MS Drug Under Study No Longer Being Given in Higher Doses to Patients
Teva Pharmaceutical Industries Ltd. and Active Biotech have discontinued the use of higher doses of the drug laquinimod in two ongoing multiple sclerosis (MS) studies. The decision was based on a recommendation by the Data Monitoring Committee (DMC) that is supervising the clinical trials after cardiovascular events, none of which were fatal, were reported in eight patients.
The DMC identified an imbalance in the number of cardiovascular events being reported, according to a press release. Seven of the events were detected in patients receiving 1.2 mg of laquinimod every day for the treatment of relapsing-remitting MS (RRMS) in the CONCERTO clinical trial, which has 2,199 patients enrolled. No events were observed in the 0.6 mg laquinimod or placebo patient groups in this Phase 3 study.
The eighth cardiovascular event was reported in the 1.5 mg daily-dose arm of the ARPEGGIO clinical trial assessing laquinimod in primary progressive MS (PPMS). In total, the Phase 2 ARPEGGIO trial has 191 patients currently enrolled.
Teva is notifying all sites in both trials to stop the administration of laquinimod at higher doses, and encouraging participants to continue the follow-up part of the studies. Laquinimod is a once-daily oral, CNS-active immunomodulator with a novel mechanism of action being developed as a possible treatment for relapsing-remitting MS, primary-progressive MS, and Huntington’s disease.
The DMC did not identify cardiovascular events at the lower laquinimod dose, but recommends long-term monitoring. Both the CONCERTO and ARPEGGIO trials will continue the lower-dose arms (0.6 mg a day) and all participants will be given an update to confirm participation re-consent.
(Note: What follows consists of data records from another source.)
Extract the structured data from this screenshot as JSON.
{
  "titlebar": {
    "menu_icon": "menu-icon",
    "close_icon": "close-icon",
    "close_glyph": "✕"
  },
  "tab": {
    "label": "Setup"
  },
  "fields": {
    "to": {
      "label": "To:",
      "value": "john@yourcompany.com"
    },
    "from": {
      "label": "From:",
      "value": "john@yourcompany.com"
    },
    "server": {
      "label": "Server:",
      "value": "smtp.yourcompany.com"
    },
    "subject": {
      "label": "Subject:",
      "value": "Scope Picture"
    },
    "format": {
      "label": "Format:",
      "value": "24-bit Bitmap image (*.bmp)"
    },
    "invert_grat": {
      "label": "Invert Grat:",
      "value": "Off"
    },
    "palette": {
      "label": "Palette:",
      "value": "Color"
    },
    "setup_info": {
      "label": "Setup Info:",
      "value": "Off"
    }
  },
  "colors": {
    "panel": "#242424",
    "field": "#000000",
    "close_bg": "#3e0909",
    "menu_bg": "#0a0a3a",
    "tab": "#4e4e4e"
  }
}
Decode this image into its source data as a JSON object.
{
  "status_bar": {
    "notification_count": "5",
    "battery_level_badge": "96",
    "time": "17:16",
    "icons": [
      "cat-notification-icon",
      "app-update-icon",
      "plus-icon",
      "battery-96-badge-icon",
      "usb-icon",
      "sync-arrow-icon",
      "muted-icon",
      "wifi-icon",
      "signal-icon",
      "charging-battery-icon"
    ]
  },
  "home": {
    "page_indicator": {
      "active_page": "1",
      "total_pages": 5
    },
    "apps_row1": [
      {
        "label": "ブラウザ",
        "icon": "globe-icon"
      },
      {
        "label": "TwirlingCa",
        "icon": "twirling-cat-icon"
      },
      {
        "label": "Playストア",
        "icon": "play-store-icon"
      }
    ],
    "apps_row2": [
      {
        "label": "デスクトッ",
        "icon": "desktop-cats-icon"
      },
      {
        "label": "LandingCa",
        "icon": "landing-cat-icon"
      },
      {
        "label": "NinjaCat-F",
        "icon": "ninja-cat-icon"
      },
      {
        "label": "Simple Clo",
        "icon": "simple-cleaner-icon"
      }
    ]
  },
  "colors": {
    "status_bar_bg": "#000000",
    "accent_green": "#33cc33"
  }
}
Teva has completed large trials and is currently doing long-term extension studies at the 0.6 mg dose level without cardiovascular concerns.
Teva, headquartered in Israel, is a leading global pharmaceutical company developing innovative treatments for disorders affecting the central nervous and the respiratory systems. The company, though a licensing agreement, has global rights to develop and market laquinimod, discovered by Active Biotech.